State parks around Ohio are planning for a surge of visitors who want to catch a glimpse of the biggest solar event in the past two centuries.

The Ohio Department of Natural Resources has ordered 100,000 pairs of special protective glasses needed to view the total solar eclipse on Monday, April 8, 2024.

The glasses will be given away free at state parks to people within a 124-mile-wide band in the state. However, Linda Deering of the ODNR suggests that people buy their own in case the supply of free glasses runs out.

Deering says there will be special eclipse programming at Pymatuning and Mosquito Lake state parks. No events are scheduled at Lake Milton.

Events at Mosquito Lake in Trumbull County are still being organized.

Monday, April 8, 2024

Pymatuning Nature Center - 6100 Pymatuning Lake Rd, Andover, OH


2:00 PM - 3:00 PM

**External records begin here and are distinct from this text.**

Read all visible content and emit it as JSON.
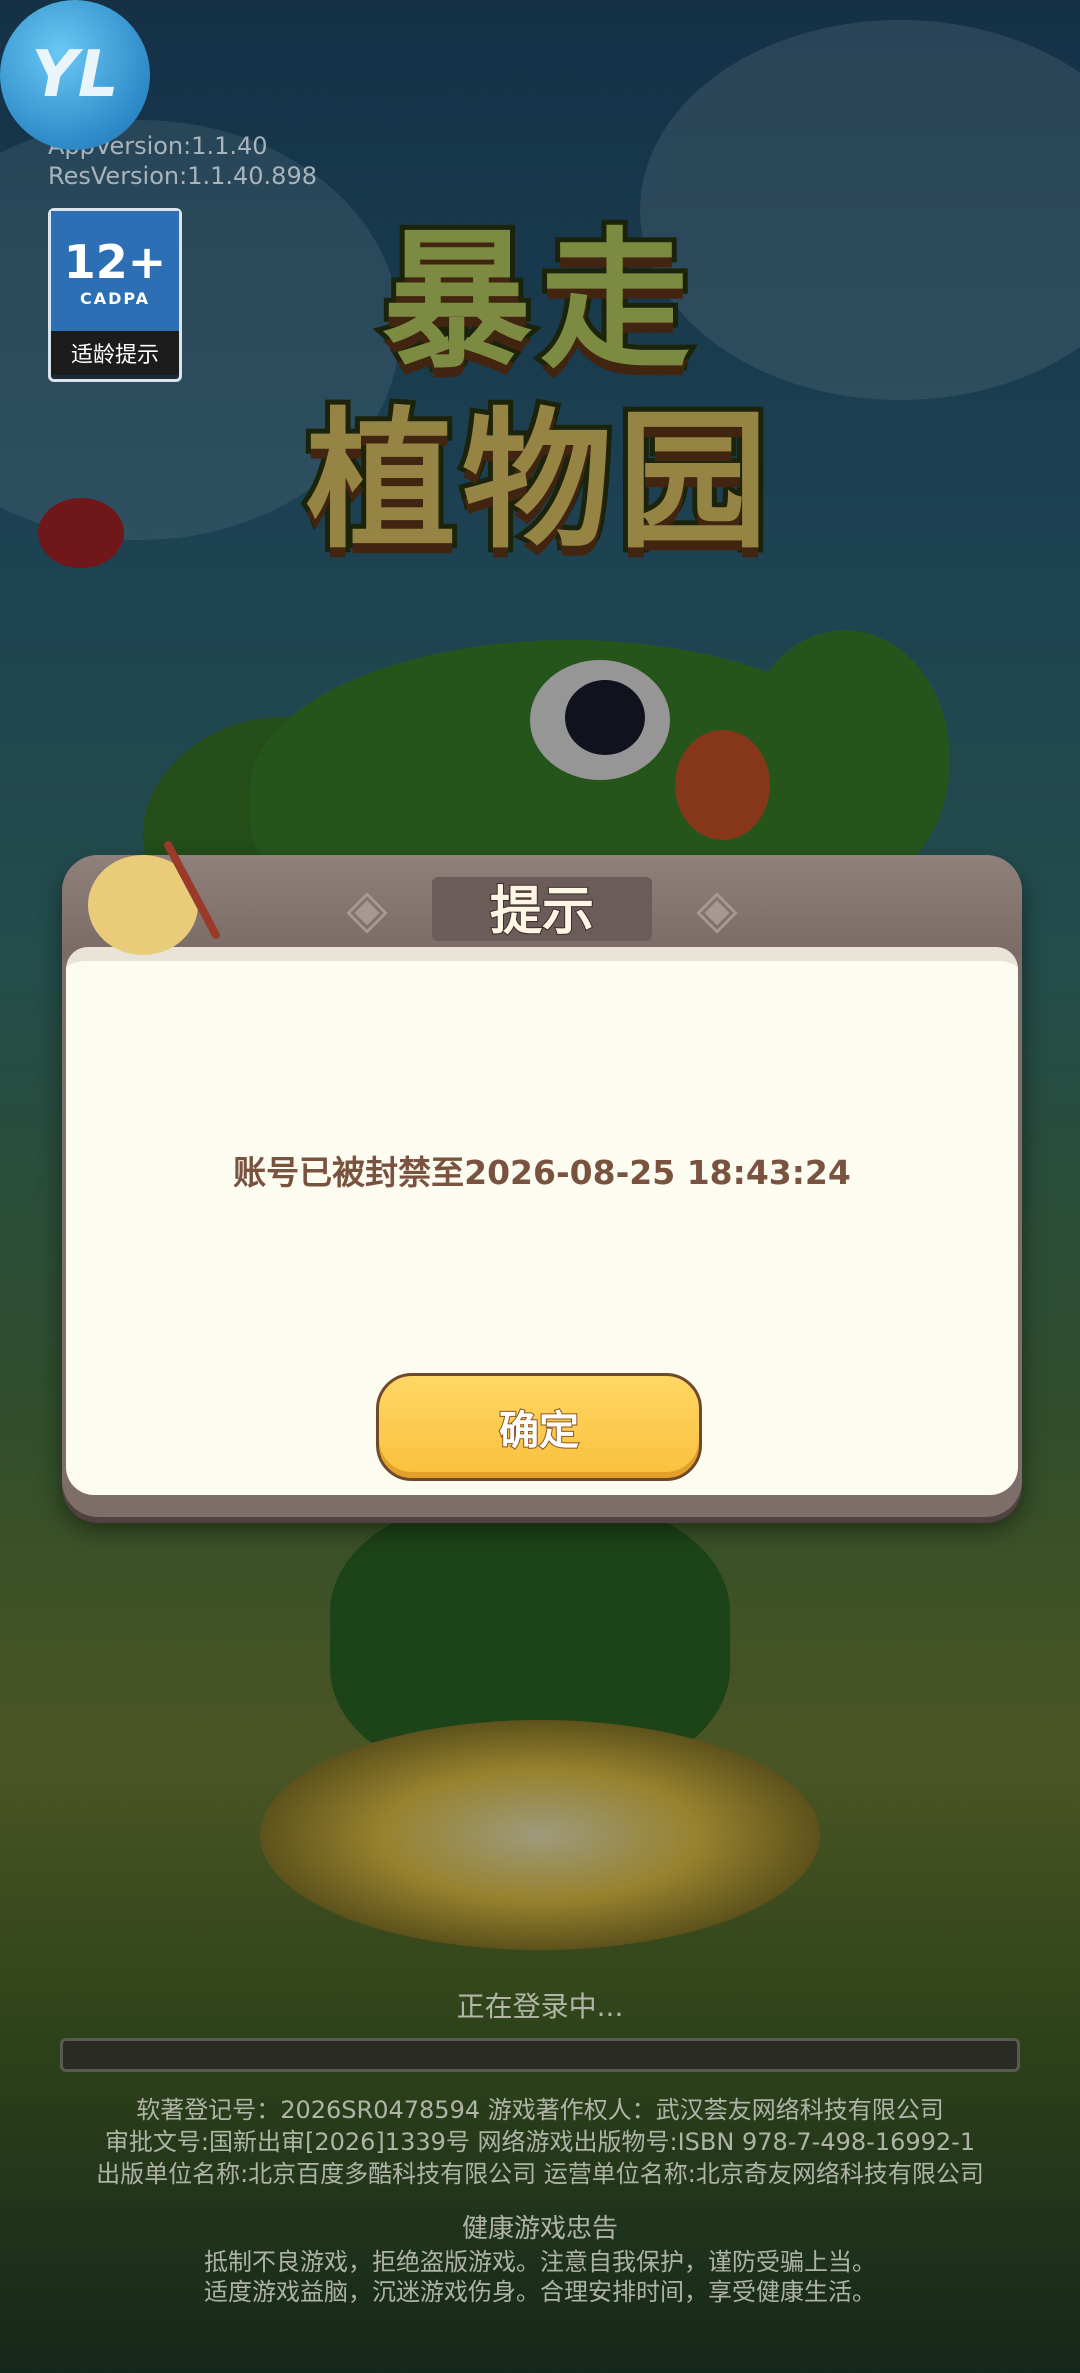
{
  "app": {
    "floating_logo_text": "YL",
    "app_version": "AppVersion:1.1.40",
    "res_version": "ResVersion:1.1.40.898",
    "age_rating": {
      "number": "12+",
      "org": "CADPA",
      "label": "适龄提示"
    },
    "logo_line1": "暴走",
    "logo_line2": "植物园"
  },
  "dialog": {
    "title": "提示",
    "message": "账号已被封禁至2026-08-25 18:43:24",
    "confirm_label": "确定"
  },
  "loading": {
    "text": "正在登录中...",
    "progress": 0
  },
  "footer": {
    "lines": [
      "软著登记号：2026SR0478594  游戏著作权人：武汉荟友网络科技有限公司",
      "审批文号:国新出审[2026]1339号  网络游戏出版物号:ISBN 978-7-498-16992-1",
      "出版单位名称:北京百度多酷科技有限公司  运营单位名称:北京奇友网络科技有限公司"
    ],
    "health_title": "健康游戏忠告",
    "health_lines": [
      "抵制不良游戏，拒绝盗版游戏。注意自我保护，谨防受骗上当。",
      "适度游戏益脑，沉迷游戏伤身。合理安排时间，享受健康生活。"
    ]
  }
}
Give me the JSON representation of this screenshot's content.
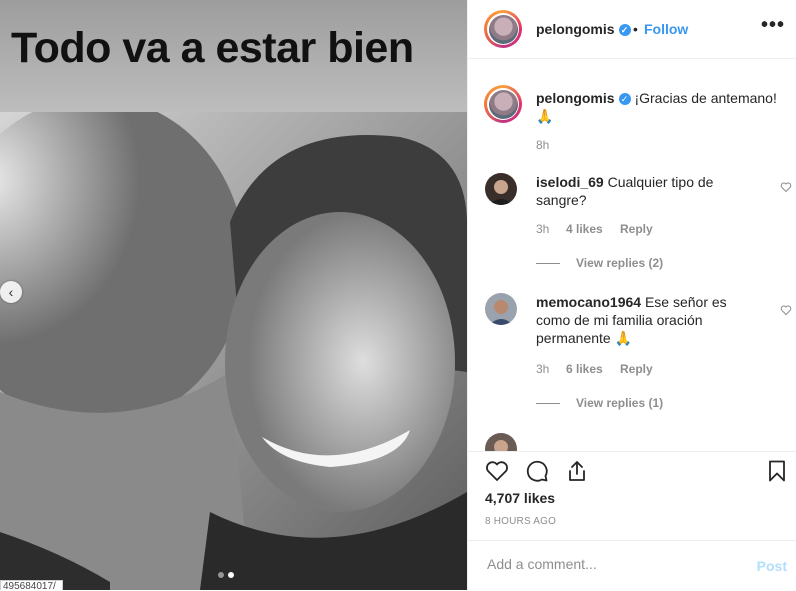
{
  "photo": {
    "caption_overlay": "Todo va a estar bien",
    "url_stub": "495684017/",
    "carousel_dots": 2,
    "active_dot": 2
  },
  "header": {
    "username": "pelongomis",
    "separator": "•",
    "follow_label": "Follow",
    "more_label": "•••"
  },
  "caption": {
    "username": "pelongomis",
    "text": "¡Gracias de antemano! 🙏",
    "time": "8h"
  },
  "comments": [
    {
      "username": "iselodi_69",
      "text": "Cualquier tipo de sangre?",
      "time": "3h",
      "likes": "4 likes",
      "reply_label": "Reply",
      "view_replies": "View replies (2)"
    },
    {
      "username": "memocano1964",
      "text": "Ese señor es como de mi familia oración permanente 🙏",
      "time": "3h",
      "likes": "6 likes",
      "reply_label": "Reply",
      "view_replies": "View replies (1)"
    }
  ],
  "actions": {
    "icons": [
      "heart-icon",
      "comment-icon",
      "share-icon",
      "bookmark-icon"
    ],
    "likes": "4,707 likes",
    "time_ago": "8 HOURS AGO"
  },
  "add_comment": {
    "placeholder": "Add a comment...",
    "post_label": "Post"
  },
  "colors": {
    "accent": "#3897f0",
    "muted": "#8e8e8e",
    "text": "#262626",
    "post_disabled": "#b2dffc"
  }
}
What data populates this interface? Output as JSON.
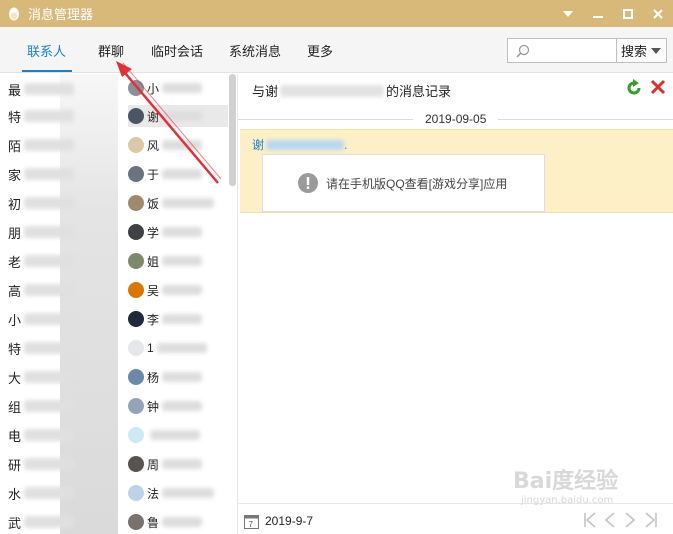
{
  "window": {
    "title": "消息管理器"
  },
  "menu": {
    "tabs": [
      "联系人",
      "群聊",
      "临时会话",
      "系统消息",
      "更多"
    ],
    "active_tab": "联系人",
    "search_placeholder": "",
    "search_button": "搜索"
  },
  "categories": [
    "最",
    "特",
    "陌",
    "家",
    "初",
    "朋",
    "老",
    "高",
    "小",
    "特",
    "大",
    "组",
    "电",
    "研",
    "水",
    "武"
  ],
  "contacts": [
    "小",
    "谢",
    "风",
    "于",
    "饭",
    "学",
    "姐",
    "吴",
    "李",
    "1",
    "杨",
    "钟",
    "",
    "周",
    "法",
    "鲁"
  ],
  "record": {
    "title_prefix": "与谢",
    "title_suffix": "的消息记录",
    "date": "2019-09-05",
    "sender_prefix": "谢",
    "sender_suffix": ".",
    "message": "请在手机版QQ查看[游戏分享]应用"
  },
  "footer": {
    "date": "2019-9-7"
  },
  "watermark": {
    "line1": "Bai度经验",
    "line2": "jingyan.baidu.com"
  },
  "colors": {
    "titlebar": "#d8b97a",
    "accent": "#1a7fd0",
    "message_bg": "#fdf0c6",
    "annotation": "#e0303a"
  }
}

Join the Naturalist outside of the Nature Center as we look at shadows and see the effects of the partial eclipse before totality.

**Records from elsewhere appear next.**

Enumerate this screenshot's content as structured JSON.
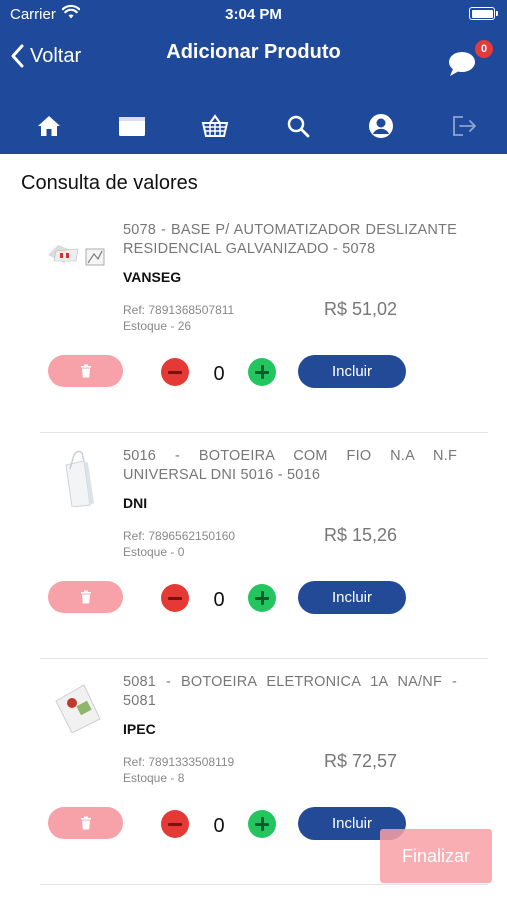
{
  "status_bar": {
    "carrier": "Carrier",
    "time": "3:04 PM"
  },
  "nav": {
    "back_label": "Voltar",
    "title": "Adicionar Produto",
    "chat_badge": "0"
  },
  "tabs": [
    "home-icon",
    "wallet-icon",
    "basket-icon",
    "search-icon",
    "user-icon",
    "logout-icon"
  ],
  "section_title": "Consulta de valores",
  "products": [
    {
      "name": "5078 - BASE P/ AUTOMATIZADOR DESLIZANTE RESIDENCIAL GALVANIZADO - 5078",
      "brand": "VANSEG",
      "ref": "Ref: 7891368507811",
      "stock": "Estoque - 26",
      "price": "R$ 51,02",
      "qty": "0",
      "add_label": "Incluir"
    },
    {
      "name": "5016 - BOTOEIRA COM FIO N.A N.F UNIVERSAL DNI 5016 - 5016",
      "brand": "DNI",
      "ref": "Ref: 7896562150160",
      "stock": "Estoque - 0",
      "price": "R$ 15,26",
      "qty": "0",
      "add_label": "Incluir"
    },
    {
      "name": "5081 - BOTOEIRA ELETRONICA 1A NA/NF - 5081",
      "brand": "IPEC",
      "ref": "Ref: 7891333508119",
      "stock": "Estoque - 8",
      "price": "R$ 72,57",
      "qty": "0",
      "add_label": "Incluir"
    }
  ],
  "finalize_label": "Finalizar",
  "colors": {
    "header": "#1f4a9c",
    "primary_button": "#234a96",
    "delete_button": "#f7a2a8",
    "minus": "#e53935",
    "plus": "#22c55e",
    "badge": "#e33b3b"
  }
}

3:00 pm - 3:30 pm

Join the Naturalist as the animal sounds during the totality of the Eclipse are recorded.

Past studies and observations have found that wildlife changes their behavior during eclipses.

As the moon blocks the sun, nighttime animals may start to stir and daytime animals quiet down or retreat. Some animals begin to sing their dawn or dusk choruses.


4:30 pm - 5:30 pm

Children must be accompanied by an adult.

ODNR anticipates that the parks will be very crowded, and traffic in and out of the parks will be heavy.

Limited electric and non-electric campsites are still available in some state parks within the totality zone.

Visit the Ohio State Parks Reservation System to find your perfect site. No arrivals or departures will be allowed on April 8, 2024. You must arrive on April 7 or sooner.

Below is a map of all the ODNR properties that would be good for viewing the total eclipse and will also provide programming for the event.



You can also check an online calendar of events for eclipse event listings:

 Areas in Ohio that are outside the path of totality will experience a partial eclipse. A total solar eclipse is a rare and spectacular event. On average, one happens somewhere on the Earth only once every 1.5 years. Only 21 total solar eclipses have crossed the lower 48 states in the entire existence of the United States.

The last total solar eclipse visible in Ohio was in 1806. The next total solar eclipse in Ohio will be in the year 2099.